I was concerned seeing this non-Hugo related "Les Mis" because of the racial tensions that are the core of this movie. There is enough misery seeing these types of stories daily in the news and being confronted over and over about the racial disharmony at the hands of police is emotionally draining. What I saw instead was a ruthless look at everyone paying for the damage they elected to cause. The suspect didn't have to steal the lion cub anymore than the cops had to scare a random group of black apartment tenants for no particular reason.
The insane final act was the ultimate disclosure of the public getting their just desserts for the racially-fueled injustice the police created. Everyone pays for their actions; it's just harder to fathom when we think the people who are paid to keep us safe will not. So what happens to our sworn protectors? As "Les Mis" shows with dramatic panache, war.
Following that was "Bacurau," a wild, WILD ride about people in an off-the-grid Brazilian village being killed. It's hard to pigeonhole this film as any "type" of film. It's an experience more than anything.
No doubt teasing on the influence of global politics, corruption and wealthy decadence, "Bacurau" is a cutthroat kind of western where the innocent townspeople try to defend from outsiders. "Gunsmoke" and "The Rifleman" this is not. How else to describe it? A bloody revenge tale, an indictment on greed, a postcard to small town civility, and a cauldron of mayhem that keeps you guessing what other twists and turns this roller coaster ride will provide. This is really something you have to see to believe.
Finally, was "Wounds," which was a filler scheduling choice that I didn't feel bad walking out of. I don't want to waste too much time on this god awful mess, so avoid this "horror" film where the only scary part is that Dakota Johnson ("Fifty Shades of Grey") can actually act.

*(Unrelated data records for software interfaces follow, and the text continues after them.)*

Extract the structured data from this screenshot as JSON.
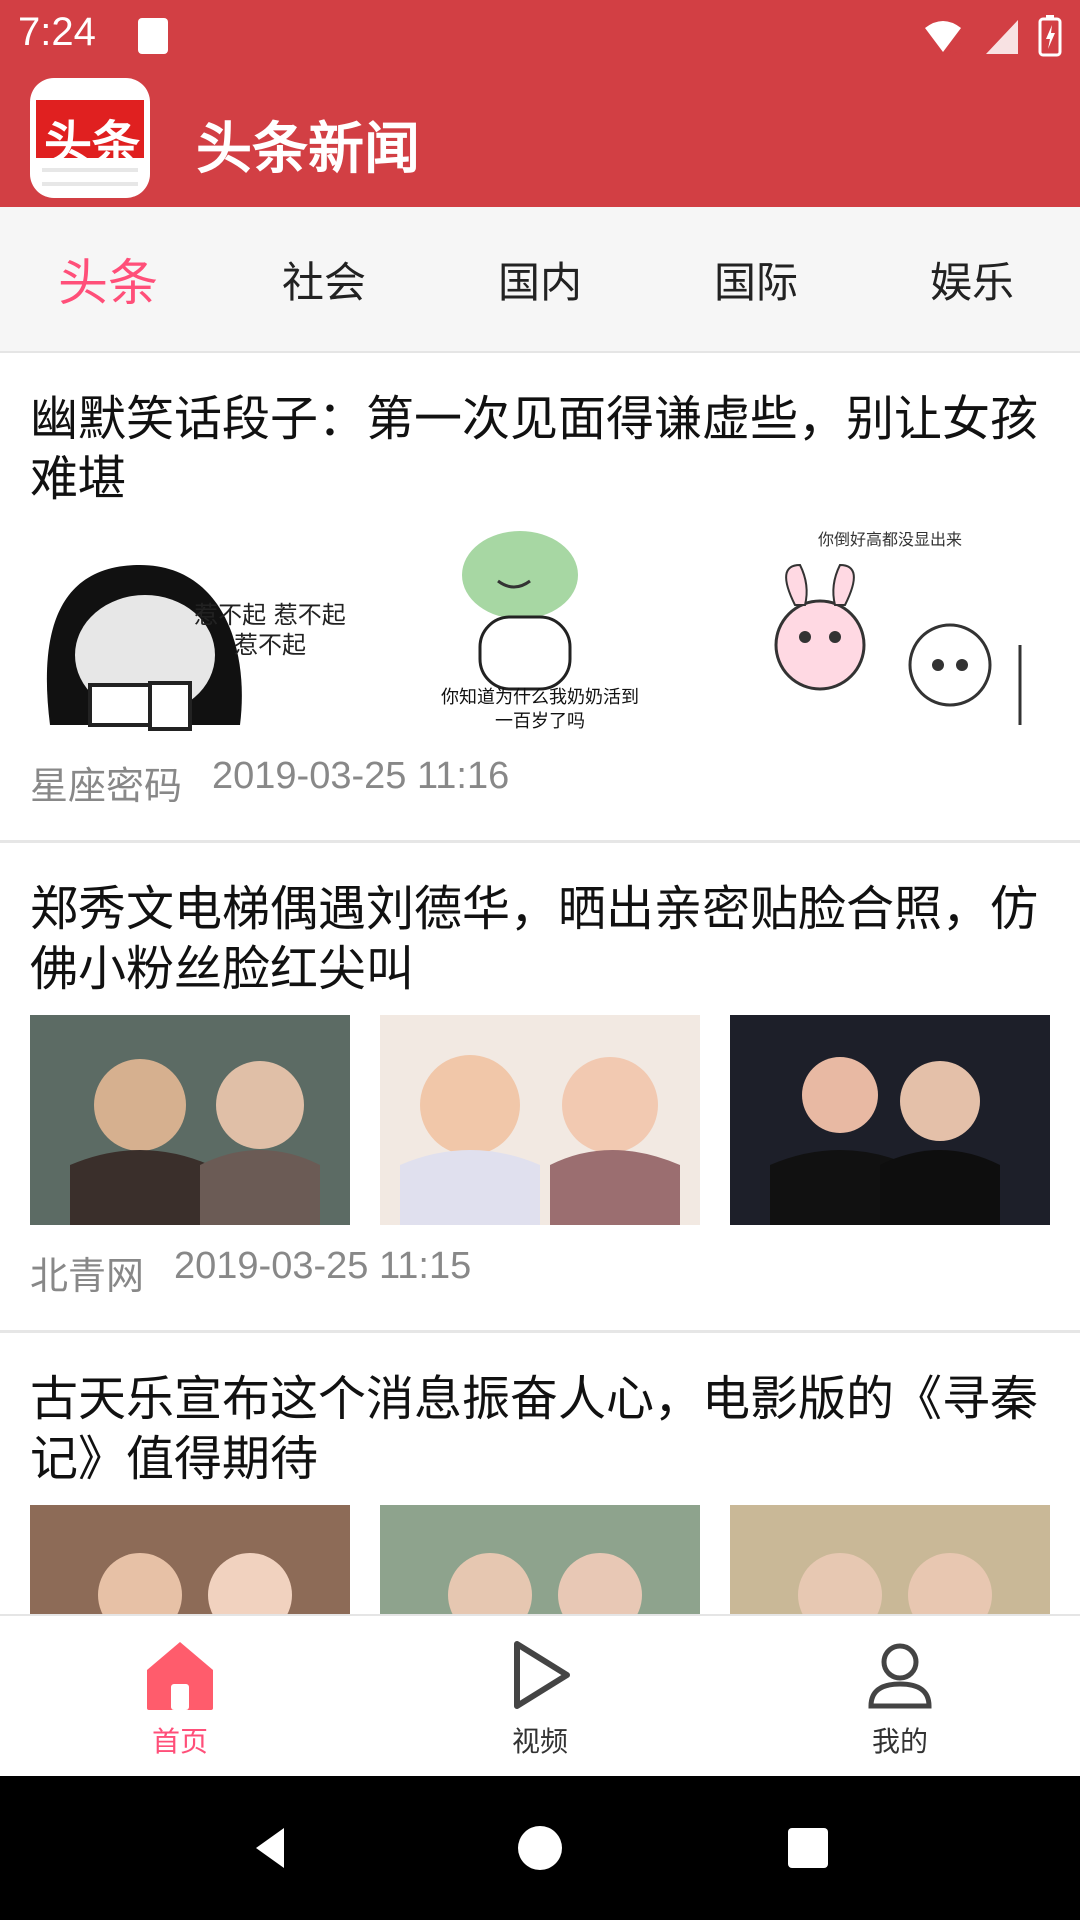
{
  "status": {
    "time": "7:24"
  },
  "app": {
    "title": "头条新闻",
    "logo_text": "头条"
  },
  "tabs": [
    {
      "label": "头条",
      "active": true
    },
    {
      "label": "社会"
    },
    {
      "label": "国内"
    },
    {
      "label": "国际"
    },
    {
      "label": "娱乐"
    }
  ],
  "feed": [
    {
      "title": "幽默笑话段子：第一次见面得谦虚些，别让女孩难堪",
      "source": "星座密码",
      "time": "2019-03-25 11:16",
      "images": [
        {
          "caption": "惹不起\n惹不起"
        },
        {
          "caption": "你知道为什么我奶奶活到一百岁了吗"
        },
        {
          "caption": "你倒好高都没显出来"
        }
      ]
    },
    {
      "title": "郑秀文电梯偶遇刘德华，晒出亲密贴脸合照，仿佛小粉丝脸红尖叫",
      "source": "北青网",
      "time": "2019-03-25 11:15",
      "images": [
        {},
        {},
        {}
      ]
    },
    {
      "title": "古天乐宣布这个消息振奋人心，电影版的《寻秦记》值得期待",
      "source": "",
      "time": "",
      "images": [
        {},
        {},
        {}
      ]
    }
  ],
  "bottom_nav": [
    {
      "label": "首页",
      "active": true,
      "icon": "home-icon"
    },
    {
      "label": "视频",
      "icon": "play-icon"
    },
    {
      "label": "我的",
      "icon": "profile-icon"
    }
  ],
  "system_nav": [
    "back",
    "home",
    "recents"
  ]
}
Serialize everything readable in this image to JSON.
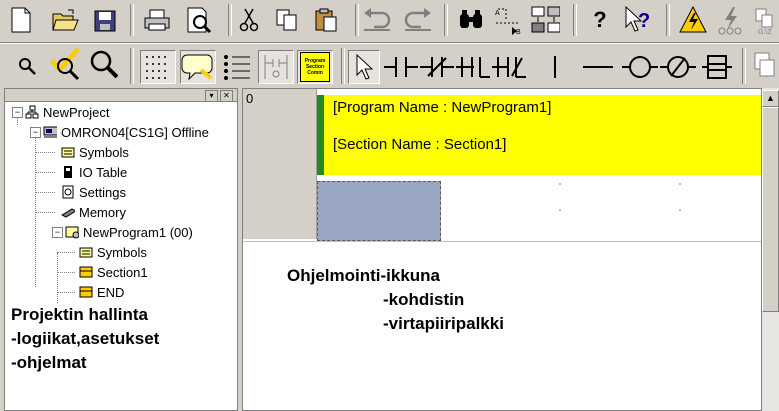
{
  "toolbar1": {
    "icons": [
      "new-file-icon",
      "open-folder-icon",
      "save-icon",
      "print-icon",
      "print-preview-icon",
      "cut-icon",
      "copy-icon",
      "paste-icon",
      "undo-icon",
      "redo-icon",
      "find-icon",
      "jump-icon",
      "replace-icon",
      "help-icon",
      "context-help-icon",
      "online-icon",
      "transfer-icon",
      "compare-icon"
    ],
    "glyphs": {
      "help": "?",
      "context_help": "?"
    }
  },
  "toolbar2": {
    "section_tag": [
      "Program",
      "Section",
      "Comm"
    ]
  },
  "project_tree": {
    "root": "NewProject",
    "plc": "OMRON04[CS1G] Offline",
    "plc_children": [
      "Symbols",
      "IO Table",
      "Settings",
      "Memory"
    ],
    "program": "NewProgram1 (00)",
    "program_children": [
      "Symbols",
      "Section1",
      "END"
    ]
  },
  "project_caption": [
    "Projektin hallinta",
    "-logiikat,asetukset",
    "-ohjelmat"
  ],
  "editor": {
    "rung_number": "0",
    "program_name": "[Program Name : NewProgram1]",
    "section_name": "[Section Name : Section1]",
    "caption": [
      "Ohjelmointi-ikkuna",
      "-kohdistin",
      "-virtapiiripalkki"
    ]
  },
  "colors": {
    "header_bg": "#ffff00",
    "power_rail": "#1e8c1e",
    "cursor": "#98a6c2"
  }
}
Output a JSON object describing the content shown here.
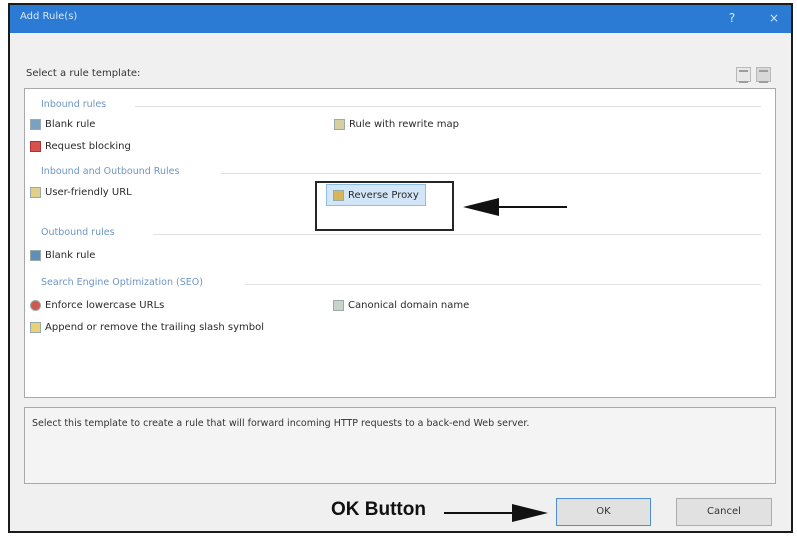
{
  "window": {
    "title": "Add Rule(s)",
    "help_button": "?",
    "close_button": "×"
  },
  "prompt": "Select a rule template:",
  "groups": [
    {
      "label": "Inbound rules"
    },
    {
      "label": "Inbound and Outbound Rules"
    },
    {
      "label": "Outbound rules"
    },
    {
      "label": "Search Engine Optimization (SEO)"
    }
  ],
  "items": {
    "blank_rule": "Blank rule",
    "request_blocking": "Request blocking",
    "rule_with_rewrite_map": "Rule with rewrite map",
    "user_friendly_url": "User-friendly URL",
    "reverse_proxy": "Reverse Proxy",
    "outbound_blank_rule": "Blank rule",
    "enforce_lowercase": "Enforce lowercase URLs",
    "canonical_domain": "Canonical domain name",
    "append_remove_slash": "Append or remove the trailing slash symbol"
  },
  "description": "Select this template to create a rule that will forward incoming HTTP requests to a back-end Web server.",
  "buttons": {
    "ok": "OK",
    "cancel": "Cancel"
  },
  "annotations": {
    "ok_label": "OK Button"
  }
}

Everything else is a convoluted tale about myths and rituals and other nonsense that was bound to never make sense or feel scary.
I usually walk out of at least one film per year, so "Wounds" got that distinction this year!
The Whistlers: Very Good
The Lodge: Poor
A Hidden Life: Fair/Good
Deerskin: Very Good
Varda By Agnes: Good
Les Misérables: Excellent